Rights Donald Trump Could Lose As A Convicted Felon

On May 30, 2024, a jury of 12 of Donald Trump's New Yorker peers delivered a verdict of guilty on all 34 counts of falsifying business records related to hush money paid out to adult film actress Stormy Daniels. As the story goes, Daniels and Trump had sex back in 2006, and come Trump's 2016 vie for presidency his lawyer and "fixer" Michael Cohen paid her $130,000 to keep quiet about it. In and of itself this isn't actually a crime. But, the former president fiddled with financial records when he reimbursed Cohen, which is a low-ranking "Class E" felony in New York. We previously explained the charges against Trump, which some legal experts thought would be difficult to prove.

Now that Trump has been convicted, many folks are wondering what's going to happen to him and his impending nomination for Republican presidential candidate. In general, the 77-year-old Trump could face from 16 months to four years in prison per felony charge, but this seems unlikely because he's never been convicted of a crime before. Rather, Trump is likely looking at fees plus negotiations with a probation officer to do some basic things that he'd have to do when running for president, like traveling out of New York State.

As for what rights Trump loses as a convicted felon, the truth is: Not many. He won't be able to carry a firearm or sit on a jury in Florida, for instance. He will, however, still be able to run for president

Trump can run for president but can't vote behind bars

Just to get the big question out of the way: Yes, Donald Trump can still be president of the United States despite being a convicted felon. The requirements for presidency are shockingly thin. Candidates only have to meet three criteria: be over 35 years old, be a natural-born citizen, and have lived in the country for at least 14 years. Ridiculous as it sounds, Trump could even run for president from prison if he does wind up behind bars in addition to paying fees as punishment. Those fees amount to up to $5,000 per charge, or $170,000 — $40,000 more than the hush money he paid to Daniels. 

If Trump goes to prison, though, he won't be able to vote for himself. Because he was tried and convicted in New York he has to abide by New York laws regarding felonies and the rights of felons, which deny felonious prisoners the right to vote. But if the judge in question decides to send Trump to prison, the politician could still get out of it in the short-term by appealing the conviction. In this case he could not only run for president, but even give himself a vote on Election Day. 

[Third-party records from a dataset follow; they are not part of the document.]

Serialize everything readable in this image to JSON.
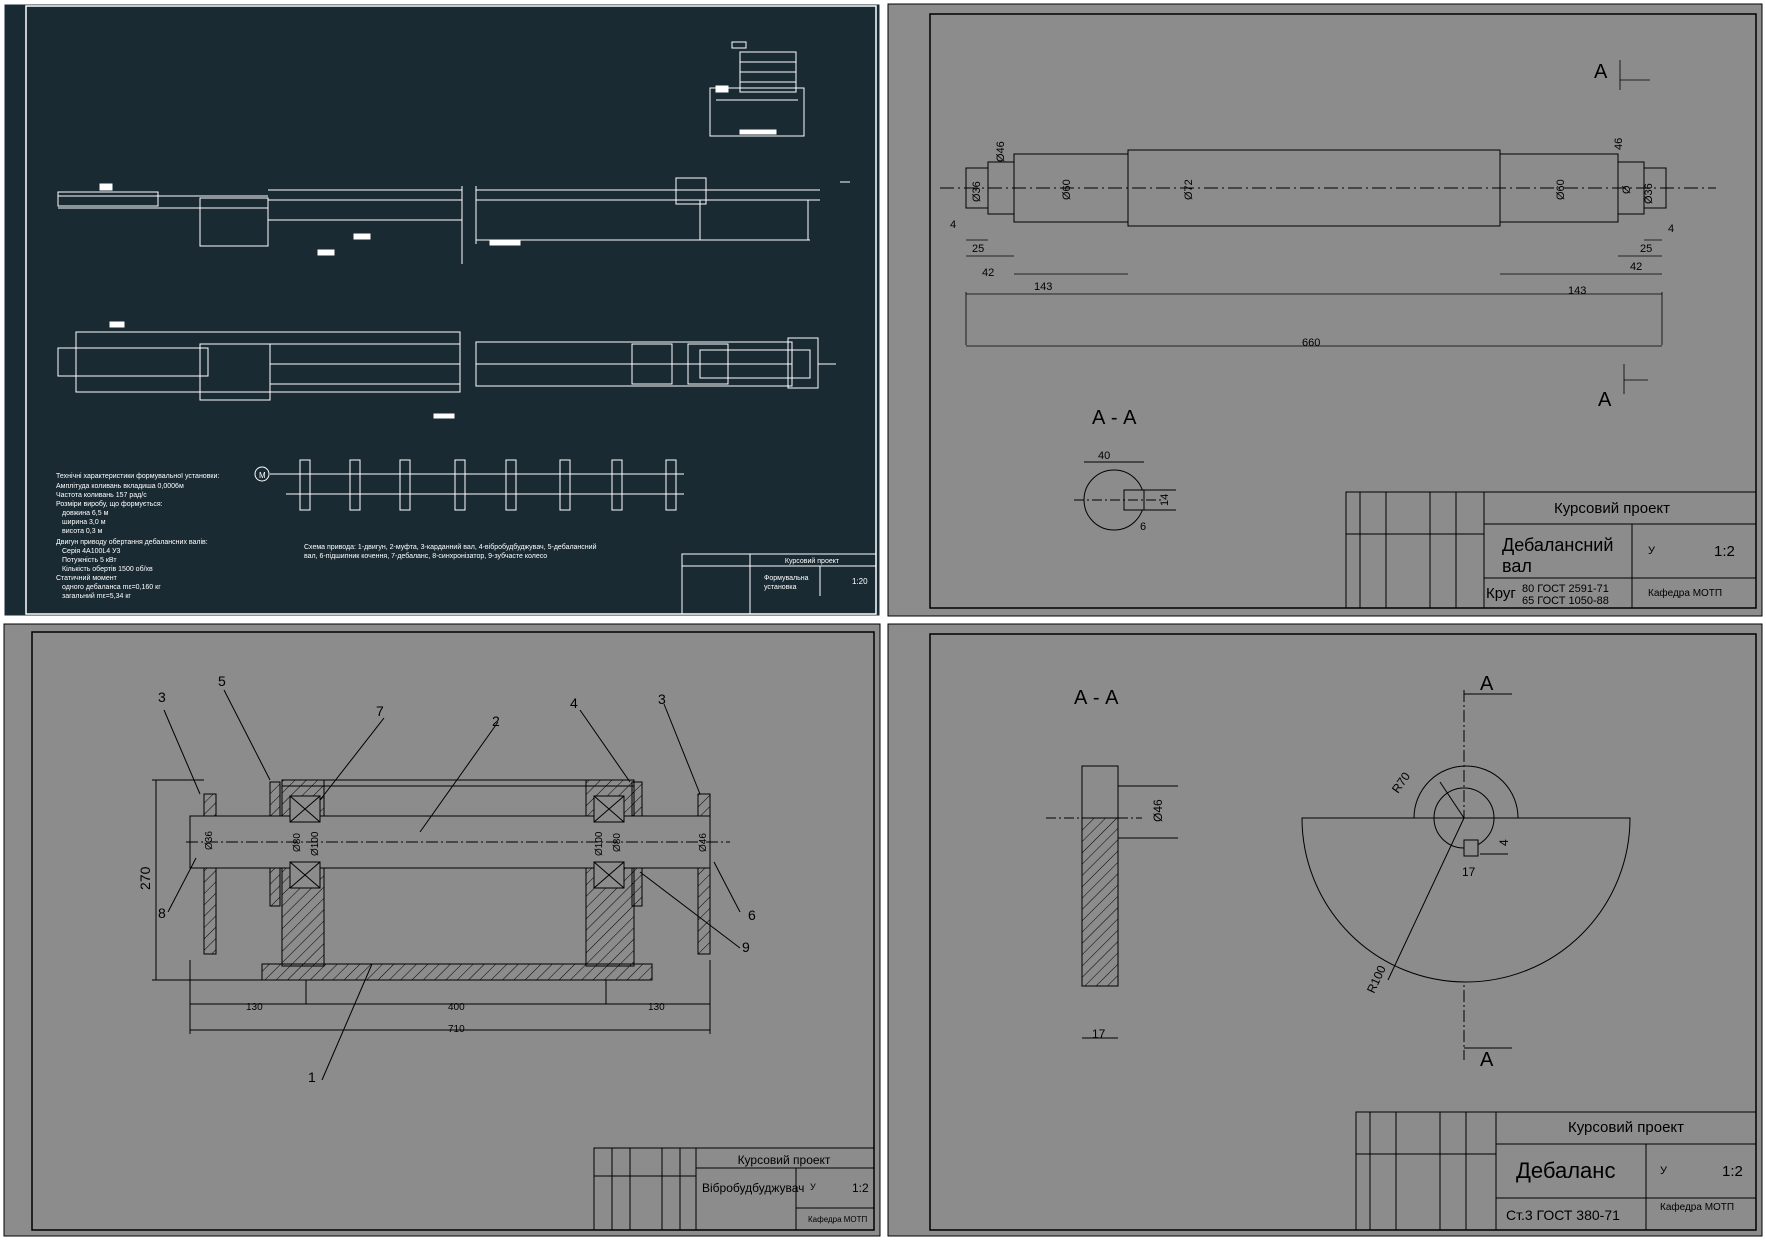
{
  "sheet1": {
    "spec_title": "Технічні характеристики формувальної установки:",
    "spec_lines": [
      "Амплітуда коливань вкладиша 0,0006м",
      "Частота коливань 157 рад/с",
      "Розміри виробу, що формується:",
      "   довжина 6,5 м",
      "   ширина 3,0 м",
      "   висота 0,3 м",
      "Двигун приводу обертання дебалансних валів:",
      "   Серія 4А100L4 У3",
      "   Потужність 5 кВт",
      "   Кількість обертів 1500 об/хв",
      "Статичний момент",
      "   одного дебаланса mε=0,160 кг",
      "   загальний mε=5,34 кг"
    ],
    "scheme_caption_1": "Схема привода: 1-двигун, 2-муфта, 3-карданний вал, 4-вібробудбуджувач, 5-дебалансний",
    "scheme_caption_2": "вал, 6-підшипник кочення, 7-дебаланс, 8-синхронізатор, 9-зубчасте колесо",
    "title_block": {
      "project": "Курсовий проект",
      "name_1": "Формувальна",
      "name_2": "установка",
      "scale": "1:20"
    }
  },
  "sheet2": {
    "section_mark": "А",
    "dims": [
      "Ø36",
      "Ø46",
      "Ø60",
      "Ø72",
      "Ø60",
      "Ø36",
      "Ø",
      "46",
      "4",
      "25",
      "42",
      "143",
      "143",
      "25",
      "4",
      "42",
      "660"
    ],
    "section_label": "А - А",
    "section_dims": [
      "40",
      "14",
      "6"
    ],
    "title_block": {
      "project": "Курсовий проект",
      "name_1": "Дебалансний",
      "name_2": "вал",
      "scale": "1:2",
      "material_prefix": "Круг",
      "material_1": "80 ГОСТ 2591-71",
      "material_2": "65 ГОСТ 1050-88",
      "dept": "Кафедра МОТП",
      "lit": "У"
    }
  },
  "sheet3": {
    "callouts": [
      "3",
      "5",
      "7",
      "2",
      "4",
      "3",
      "8",
      "6",
      "9",
      "1"
    ],
    "dims": [
      "270",
      "Ø80",
      "Ø100",
      "Ø100",
      "Ø80",
      "Ø36",
      "Ø46",
      "130",
      "400",
      "130",
      "710"
    ],
    "title_block": {
      "project": "Курсовий проект",
      "name": "Вібробудбуджувач",
      "scale": "1:2",
      "dept": "Кафедра МОТП",
      "lit": "У"
    }
  },
  "sheet4": {
    "section_label": "А - А",
    "section_mark": "А",
    "dims": [
      "Ø46",
      "17",
      "R70",
      "R100",
      "4",
      "17"
    ],
    "title_block": {
      "project": "Курсовий проект",
      "name": "Дебаланс",
      "scale": "1:2",
      "material": "Ст.3  ГОСТ 380-71",
      "dept": "Кафедра МОТП",
      "lit": "У"
    }
  },
  "colors": {
    "sheet1_bg": "#1a2a33",
    "sheet_bg": "#8c8c8c",
    "line_dark": "#000000",
    "line_light": "#ffffff"
  }
}
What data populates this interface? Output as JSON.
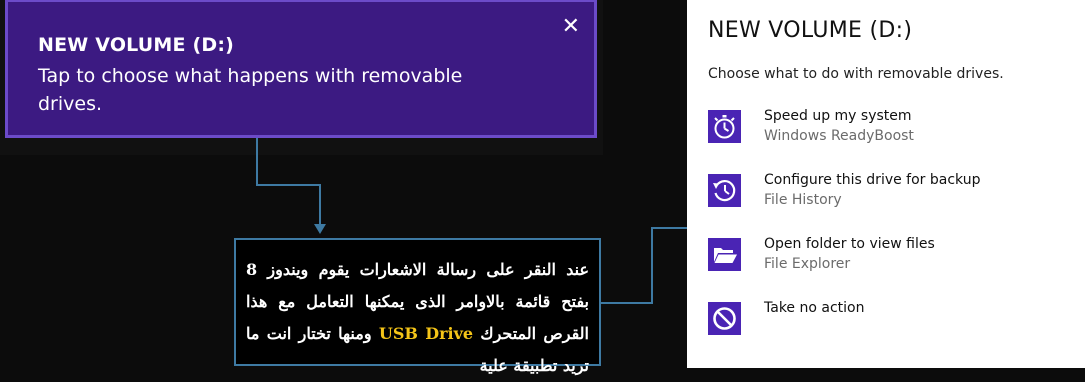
{
  "toast": {
    "title": "NEW VOLUME (D:)",
    "body": "Tap to choose what happens with removable drives.",
    "close_glyph": "✕",
    "colors": {
      "background": "#3c1a82",
      "border": "#6c4bc9"
    }
  },
  "callout": {
    "text_main": "عند النقر على رسالة الاشعارات يقوم ويندوز 8 بفتح قائمة بالاوامر الذى يمكنها التعامل مع هذا القرص المتحرك",
    "highlight": "USB Drive",
    "text_tail": "ومنها تختار انت ما تريد تطبيقة علية",
    "colors": {
      "border": "#3e7aa3",
      "highlight": "#f5c518"
    }
  },
  "panel": {
    "title": "NEW VOLUME (D:)",
    "subtitle": "Choose what to do with removable drives.",
    "icon_color": "#4a24b4",
    "options": [
      {
        "icon": "stopwatch-icon",
        "title": "Speed up my system",
        "subtitle": "Windows ReadyBoost"
      },
      {
        "icon": "history-clock-icon",
        "title": "Configure this drive for backup",
        "subtitle": "File History"
      },
      {
        "icon": "folder-open-icon",
        "title": "Open folder to view files",
        "subtitle": "File Explorer"
      },
      {
        "icon": "no-action-icon",
        "title": "Take no action",
        "subtitle": ""
      }
    ]
  }
}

Aside from these restrictions, the Bureau of Alcohol, Tobacco, Firearms, and Explosives says that anyone "convicted in any court of a crime punishable by imprisonment for a term exceeding one year" can't "ship, transport, receive, or possess firearms or ammunition." That includes Trump.

Florida residential complications and presidential pardons

All of Donald Trump's other restrictions and losses of rights relate to him being a resident of Florida. As a convicted felon, he will lose the right to serve on a Florida jury until he's paid his fees and completed his sentence, including any prison time, per the Florida Division of Elections. At that point, the Florida State Clemency Board has to actively decide to restore Trump's right to vote. Florida law also prohibits felons from voting in the state if a felony conviction would prevent a person from voting in the state where he or she was convicted. As we mentioned, Trump's clear to vote in New York provided he's not in prison, so this particular proviso doesn't apply to him. 

And finally, we'd be remiss to not mention a potential presidential hack that some folks might have thought of: pardons. Can Trump absolve himself if he becomes president again? Bizarrely enough, he could — if he was convicted of a federal criminal charge, that is. As the Constitution Annotated explains, presidential pardoning power has limits and doesn't extend to state-level crimes or federal civil charges. Analysis of the U.S. Constitution can get complicated, but this part at least seems airtight.

As for Trump's punishment, we'll have to wait till July 11 to see how it plays out. July 11, it should be noted, is a mere four days before the GOP will likely nominate Trump for presidency at the Republic National Convention.